EXTRACTED RECORDS —
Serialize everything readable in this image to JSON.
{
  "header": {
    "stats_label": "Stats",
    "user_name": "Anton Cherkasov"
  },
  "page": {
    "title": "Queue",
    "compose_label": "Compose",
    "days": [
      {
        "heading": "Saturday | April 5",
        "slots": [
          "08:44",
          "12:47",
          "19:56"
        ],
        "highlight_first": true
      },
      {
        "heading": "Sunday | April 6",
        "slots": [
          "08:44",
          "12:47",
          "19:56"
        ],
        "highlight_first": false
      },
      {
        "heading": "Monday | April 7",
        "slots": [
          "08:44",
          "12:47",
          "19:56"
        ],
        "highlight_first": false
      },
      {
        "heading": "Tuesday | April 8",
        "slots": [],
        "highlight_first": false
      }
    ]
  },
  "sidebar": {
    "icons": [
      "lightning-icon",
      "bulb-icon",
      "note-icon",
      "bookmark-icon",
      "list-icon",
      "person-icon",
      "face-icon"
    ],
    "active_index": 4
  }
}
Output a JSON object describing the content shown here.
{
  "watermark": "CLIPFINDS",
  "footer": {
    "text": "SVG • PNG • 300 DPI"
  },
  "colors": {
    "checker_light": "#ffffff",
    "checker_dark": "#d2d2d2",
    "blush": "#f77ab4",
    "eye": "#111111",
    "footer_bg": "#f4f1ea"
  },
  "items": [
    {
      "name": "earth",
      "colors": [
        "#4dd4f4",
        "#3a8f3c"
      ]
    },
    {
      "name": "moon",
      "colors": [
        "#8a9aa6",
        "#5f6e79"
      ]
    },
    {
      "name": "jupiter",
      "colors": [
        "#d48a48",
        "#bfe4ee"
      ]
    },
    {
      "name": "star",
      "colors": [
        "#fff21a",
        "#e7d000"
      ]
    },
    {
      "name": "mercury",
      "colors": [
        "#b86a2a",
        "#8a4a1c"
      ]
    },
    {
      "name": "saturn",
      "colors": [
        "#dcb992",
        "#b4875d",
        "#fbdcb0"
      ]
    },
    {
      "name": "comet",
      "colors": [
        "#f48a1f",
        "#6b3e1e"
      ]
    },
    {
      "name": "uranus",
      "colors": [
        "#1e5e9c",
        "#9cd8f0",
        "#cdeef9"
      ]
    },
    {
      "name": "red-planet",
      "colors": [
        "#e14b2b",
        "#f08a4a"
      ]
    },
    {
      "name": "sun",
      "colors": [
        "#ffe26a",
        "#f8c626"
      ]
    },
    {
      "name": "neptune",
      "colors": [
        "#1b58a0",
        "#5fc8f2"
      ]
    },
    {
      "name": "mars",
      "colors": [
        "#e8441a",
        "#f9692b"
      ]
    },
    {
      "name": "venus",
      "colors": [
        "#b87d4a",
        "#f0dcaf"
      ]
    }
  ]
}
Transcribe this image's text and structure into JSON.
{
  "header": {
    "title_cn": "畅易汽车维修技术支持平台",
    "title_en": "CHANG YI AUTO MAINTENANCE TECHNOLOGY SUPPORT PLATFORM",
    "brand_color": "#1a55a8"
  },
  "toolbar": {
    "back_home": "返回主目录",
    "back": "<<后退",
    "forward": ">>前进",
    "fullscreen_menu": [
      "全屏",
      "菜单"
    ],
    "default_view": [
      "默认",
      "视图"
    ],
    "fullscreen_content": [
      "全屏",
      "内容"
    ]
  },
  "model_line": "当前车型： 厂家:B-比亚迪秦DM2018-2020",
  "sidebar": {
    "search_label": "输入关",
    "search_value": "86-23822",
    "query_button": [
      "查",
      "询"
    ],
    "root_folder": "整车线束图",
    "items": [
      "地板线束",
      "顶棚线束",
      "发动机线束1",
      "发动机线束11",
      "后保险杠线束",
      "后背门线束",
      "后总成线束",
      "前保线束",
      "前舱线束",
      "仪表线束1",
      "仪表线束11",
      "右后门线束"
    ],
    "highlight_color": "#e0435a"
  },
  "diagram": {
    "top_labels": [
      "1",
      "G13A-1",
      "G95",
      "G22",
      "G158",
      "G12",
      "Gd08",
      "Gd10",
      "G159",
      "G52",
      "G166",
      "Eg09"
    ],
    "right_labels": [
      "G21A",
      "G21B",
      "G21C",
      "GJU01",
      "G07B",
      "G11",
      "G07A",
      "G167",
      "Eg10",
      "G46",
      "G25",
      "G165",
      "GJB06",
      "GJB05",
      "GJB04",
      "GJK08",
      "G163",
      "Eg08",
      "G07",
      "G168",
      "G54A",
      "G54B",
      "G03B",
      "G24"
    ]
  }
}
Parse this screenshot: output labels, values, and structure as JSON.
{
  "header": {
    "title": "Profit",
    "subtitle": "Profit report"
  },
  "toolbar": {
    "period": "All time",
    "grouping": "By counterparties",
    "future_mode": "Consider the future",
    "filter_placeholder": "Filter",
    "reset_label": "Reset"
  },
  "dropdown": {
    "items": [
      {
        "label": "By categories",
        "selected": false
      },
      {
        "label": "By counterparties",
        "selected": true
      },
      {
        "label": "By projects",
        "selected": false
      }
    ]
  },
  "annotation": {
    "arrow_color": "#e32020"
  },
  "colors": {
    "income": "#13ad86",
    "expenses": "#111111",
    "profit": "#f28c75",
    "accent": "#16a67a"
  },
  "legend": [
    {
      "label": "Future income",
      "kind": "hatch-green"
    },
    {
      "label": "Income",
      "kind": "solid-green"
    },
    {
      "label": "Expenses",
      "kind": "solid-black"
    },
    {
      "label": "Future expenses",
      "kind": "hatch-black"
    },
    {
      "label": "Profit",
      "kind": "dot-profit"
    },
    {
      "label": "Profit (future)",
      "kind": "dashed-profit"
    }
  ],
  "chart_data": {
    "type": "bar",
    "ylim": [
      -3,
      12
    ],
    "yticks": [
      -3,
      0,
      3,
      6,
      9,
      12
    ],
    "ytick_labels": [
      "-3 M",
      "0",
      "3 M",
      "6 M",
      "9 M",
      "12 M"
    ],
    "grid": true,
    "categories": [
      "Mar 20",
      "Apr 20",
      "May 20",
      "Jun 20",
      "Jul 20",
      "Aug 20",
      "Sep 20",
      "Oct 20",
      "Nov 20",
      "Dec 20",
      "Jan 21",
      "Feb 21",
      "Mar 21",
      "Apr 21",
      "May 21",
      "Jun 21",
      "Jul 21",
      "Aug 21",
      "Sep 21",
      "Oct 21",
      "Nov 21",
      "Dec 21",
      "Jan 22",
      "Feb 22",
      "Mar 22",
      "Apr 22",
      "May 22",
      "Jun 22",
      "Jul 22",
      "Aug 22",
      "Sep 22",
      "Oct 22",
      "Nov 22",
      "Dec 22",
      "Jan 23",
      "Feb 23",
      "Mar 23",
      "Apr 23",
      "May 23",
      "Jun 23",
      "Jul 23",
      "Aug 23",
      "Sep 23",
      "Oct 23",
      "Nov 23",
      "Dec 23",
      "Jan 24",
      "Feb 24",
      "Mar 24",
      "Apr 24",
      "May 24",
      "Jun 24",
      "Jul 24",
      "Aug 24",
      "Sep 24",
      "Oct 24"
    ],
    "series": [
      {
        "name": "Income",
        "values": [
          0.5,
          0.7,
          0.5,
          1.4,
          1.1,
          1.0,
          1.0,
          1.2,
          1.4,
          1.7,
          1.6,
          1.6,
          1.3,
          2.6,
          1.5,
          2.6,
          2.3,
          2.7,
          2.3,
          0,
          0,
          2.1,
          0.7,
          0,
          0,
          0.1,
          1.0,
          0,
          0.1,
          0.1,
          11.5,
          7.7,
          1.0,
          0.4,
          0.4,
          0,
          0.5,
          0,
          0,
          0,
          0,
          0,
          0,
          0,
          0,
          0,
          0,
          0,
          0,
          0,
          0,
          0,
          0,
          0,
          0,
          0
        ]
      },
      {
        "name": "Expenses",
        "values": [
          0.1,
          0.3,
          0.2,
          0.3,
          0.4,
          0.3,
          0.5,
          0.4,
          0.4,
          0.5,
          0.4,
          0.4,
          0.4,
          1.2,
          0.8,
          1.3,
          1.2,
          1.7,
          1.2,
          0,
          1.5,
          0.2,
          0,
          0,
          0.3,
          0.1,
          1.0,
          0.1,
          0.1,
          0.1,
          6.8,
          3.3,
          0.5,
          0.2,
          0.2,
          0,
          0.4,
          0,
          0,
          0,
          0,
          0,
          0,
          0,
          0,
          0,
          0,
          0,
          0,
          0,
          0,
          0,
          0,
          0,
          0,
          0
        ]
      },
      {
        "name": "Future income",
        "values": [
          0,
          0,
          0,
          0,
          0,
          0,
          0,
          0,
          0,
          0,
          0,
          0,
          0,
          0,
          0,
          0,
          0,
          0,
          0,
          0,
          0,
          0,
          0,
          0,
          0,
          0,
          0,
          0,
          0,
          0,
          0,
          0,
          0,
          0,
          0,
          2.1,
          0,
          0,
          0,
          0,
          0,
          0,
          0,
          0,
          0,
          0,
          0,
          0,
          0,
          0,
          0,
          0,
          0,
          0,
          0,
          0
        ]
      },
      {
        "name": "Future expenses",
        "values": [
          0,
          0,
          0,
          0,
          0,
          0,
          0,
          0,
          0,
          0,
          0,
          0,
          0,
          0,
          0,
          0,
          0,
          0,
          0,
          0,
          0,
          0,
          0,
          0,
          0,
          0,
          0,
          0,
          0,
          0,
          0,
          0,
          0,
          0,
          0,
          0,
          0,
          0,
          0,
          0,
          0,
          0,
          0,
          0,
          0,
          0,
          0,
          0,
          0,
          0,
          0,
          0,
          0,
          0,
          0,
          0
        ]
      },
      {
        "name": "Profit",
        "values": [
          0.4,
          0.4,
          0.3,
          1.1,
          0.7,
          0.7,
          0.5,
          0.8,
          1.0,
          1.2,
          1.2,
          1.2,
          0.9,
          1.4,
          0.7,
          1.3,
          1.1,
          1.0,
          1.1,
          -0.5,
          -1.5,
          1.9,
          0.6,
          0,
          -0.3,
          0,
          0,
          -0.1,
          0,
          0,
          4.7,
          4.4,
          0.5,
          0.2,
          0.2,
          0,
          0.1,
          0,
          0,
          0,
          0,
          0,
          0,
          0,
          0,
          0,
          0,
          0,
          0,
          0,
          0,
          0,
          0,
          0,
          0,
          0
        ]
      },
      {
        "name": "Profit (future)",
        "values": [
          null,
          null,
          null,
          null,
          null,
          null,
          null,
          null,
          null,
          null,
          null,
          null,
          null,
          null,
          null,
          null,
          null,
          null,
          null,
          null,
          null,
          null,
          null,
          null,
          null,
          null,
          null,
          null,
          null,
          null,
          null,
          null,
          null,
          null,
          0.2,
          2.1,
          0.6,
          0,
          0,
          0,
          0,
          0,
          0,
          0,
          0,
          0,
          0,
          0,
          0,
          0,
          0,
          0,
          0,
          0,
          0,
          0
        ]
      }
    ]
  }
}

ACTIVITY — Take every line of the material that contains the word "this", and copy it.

TASK OUTPUT —
Serialize everything readable in this image to JSON.
Transcribe this image's text and structure into JSON.
Parse this screenshot: output labels, values, and structure as JSON.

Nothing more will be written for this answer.